= Activity =
Once you have read the records below, report how many lines contain the word "Boundary", and give nothing besides that number.

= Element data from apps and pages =
Segment Open
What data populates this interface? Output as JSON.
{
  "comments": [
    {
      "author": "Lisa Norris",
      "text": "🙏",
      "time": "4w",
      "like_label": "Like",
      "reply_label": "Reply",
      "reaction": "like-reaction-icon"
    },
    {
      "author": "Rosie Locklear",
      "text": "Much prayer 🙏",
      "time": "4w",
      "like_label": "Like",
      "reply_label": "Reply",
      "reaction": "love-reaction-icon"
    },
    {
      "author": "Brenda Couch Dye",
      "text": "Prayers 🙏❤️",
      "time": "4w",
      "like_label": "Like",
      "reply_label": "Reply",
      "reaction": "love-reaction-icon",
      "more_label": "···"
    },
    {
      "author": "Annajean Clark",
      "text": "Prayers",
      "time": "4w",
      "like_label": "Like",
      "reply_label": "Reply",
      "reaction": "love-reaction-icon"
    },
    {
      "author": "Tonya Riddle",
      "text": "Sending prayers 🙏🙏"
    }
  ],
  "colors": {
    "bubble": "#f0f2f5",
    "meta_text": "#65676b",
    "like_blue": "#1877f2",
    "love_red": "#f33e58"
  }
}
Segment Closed
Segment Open
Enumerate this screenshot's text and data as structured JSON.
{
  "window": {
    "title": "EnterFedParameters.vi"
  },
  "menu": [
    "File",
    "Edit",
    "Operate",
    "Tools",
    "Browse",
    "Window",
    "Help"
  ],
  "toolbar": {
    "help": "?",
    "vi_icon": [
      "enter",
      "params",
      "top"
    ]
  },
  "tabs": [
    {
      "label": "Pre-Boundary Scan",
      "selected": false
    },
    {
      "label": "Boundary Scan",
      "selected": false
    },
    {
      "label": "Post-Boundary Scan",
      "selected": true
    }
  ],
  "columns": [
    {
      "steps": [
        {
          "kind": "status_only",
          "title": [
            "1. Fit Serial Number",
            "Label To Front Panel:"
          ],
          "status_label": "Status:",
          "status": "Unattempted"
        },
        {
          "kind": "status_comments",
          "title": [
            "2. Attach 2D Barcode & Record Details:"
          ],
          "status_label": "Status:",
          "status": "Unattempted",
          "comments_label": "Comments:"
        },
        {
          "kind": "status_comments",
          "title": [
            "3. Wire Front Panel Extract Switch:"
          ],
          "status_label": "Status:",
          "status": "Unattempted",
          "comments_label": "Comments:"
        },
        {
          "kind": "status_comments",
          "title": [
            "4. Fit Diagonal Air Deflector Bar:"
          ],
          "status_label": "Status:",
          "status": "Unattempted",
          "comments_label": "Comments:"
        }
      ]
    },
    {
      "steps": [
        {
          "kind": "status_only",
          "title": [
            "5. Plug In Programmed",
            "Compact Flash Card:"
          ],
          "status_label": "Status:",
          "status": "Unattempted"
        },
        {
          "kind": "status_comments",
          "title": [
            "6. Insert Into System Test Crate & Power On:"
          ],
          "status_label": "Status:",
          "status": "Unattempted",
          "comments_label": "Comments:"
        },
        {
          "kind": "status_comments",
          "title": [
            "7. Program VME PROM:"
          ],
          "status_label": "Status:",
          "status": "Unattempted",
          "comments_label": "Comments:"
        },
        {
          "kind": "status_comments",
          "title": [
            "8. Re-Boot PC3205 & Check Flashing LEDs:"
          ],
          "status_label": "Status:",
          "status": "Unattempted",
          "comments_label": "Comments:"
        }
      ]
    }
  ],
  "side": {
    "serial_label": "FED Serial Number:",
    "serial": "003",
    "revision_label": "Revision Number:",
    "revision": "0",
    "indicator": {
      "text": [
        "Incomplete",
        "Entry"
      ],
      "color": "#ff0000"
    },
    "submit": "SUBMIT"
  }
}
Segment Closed
= Output of the task =
3